Problem to solve
Restate the entries below without a single change.

[Dataset rows for apps and sites]
◇ ◇ ◇ ◇
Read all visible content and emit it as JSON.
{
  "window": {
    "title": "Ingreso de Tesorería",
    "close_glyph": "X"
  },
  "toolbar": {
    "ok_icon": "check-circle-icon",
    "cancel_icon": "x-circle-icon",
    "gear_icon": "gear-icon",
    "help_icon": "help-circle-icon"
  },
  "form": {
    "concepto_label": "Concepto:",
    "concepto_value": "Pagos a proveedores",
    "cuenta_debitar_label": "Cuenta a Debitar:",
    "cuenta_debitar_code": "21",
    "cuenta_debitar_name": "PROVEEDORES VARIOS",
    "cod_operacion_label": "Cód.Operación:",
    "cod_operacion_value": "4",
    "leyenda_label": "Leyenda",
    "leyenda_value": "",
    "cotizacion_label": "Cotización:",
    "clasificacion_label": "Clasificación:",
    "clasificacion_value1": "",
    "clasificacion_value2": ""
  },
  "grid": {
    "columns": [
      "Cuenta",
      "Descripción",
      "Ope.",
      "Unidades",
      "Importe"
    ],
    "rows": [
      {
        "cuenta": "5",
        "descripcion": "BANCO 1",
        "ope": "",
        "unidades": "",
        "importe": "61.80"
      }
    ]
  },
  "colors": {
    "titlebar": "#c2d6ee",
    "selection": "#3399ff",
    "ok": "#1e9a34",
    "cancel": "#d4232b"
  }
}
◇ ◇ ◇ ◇
Written response
Read all visible content and emit it as JSON.
{
  "window": {
    "title": "Ingreso de Tesorería",
    "close_glyph": "X"
  },
  "toolbar": {
    "ok_icon": "check-circle-icon",
    "cancel_icon": "x-circle-icon",
    "gear_icon": "gear-icon",
    "help_icon": "help-circle-icon"
  },
  "form": {
    "concepto_label": "Concepto:",
    "concepto_value": "Pagos a proveedores",
    "cuenta_debitar_label": "Cuenta a Debitar:",
    "cuenta_debitar_code": "21",
    "cuenta_debitar_name": "PROVEEDORES VARIOS",
    "cod_operacion_label": "Cód.Operación:",
    "cod_operacion_value": "4",
    "leyenda_label": "Leyenda",
    "leyenda_value": "",
    "cotizacion_label": "Cotización:",
    "clasificacion_label": "Clasificación:",
    "clasificacion_value1": "",
    "clasificacion_value2": ""
  },
  "grid": {
    "columns": [
      "Cuenta",
      "Descripción",
      "Ope.",
      "Unidades",
      "Importe"
    ],
    "rows": [
      {
        "cuenta": "5",
        "descripcion": "BANCO 1",
        "ope": "",
        "unidades": "",
        "importe": "61.80"
      }
    ]
  },
  "colors": {
    "titlebar": "#c2d6ee",
    "selection": "#3399ff",
    "ok": "#1e9a34",
    "cancel": "#d4232b"
  }
}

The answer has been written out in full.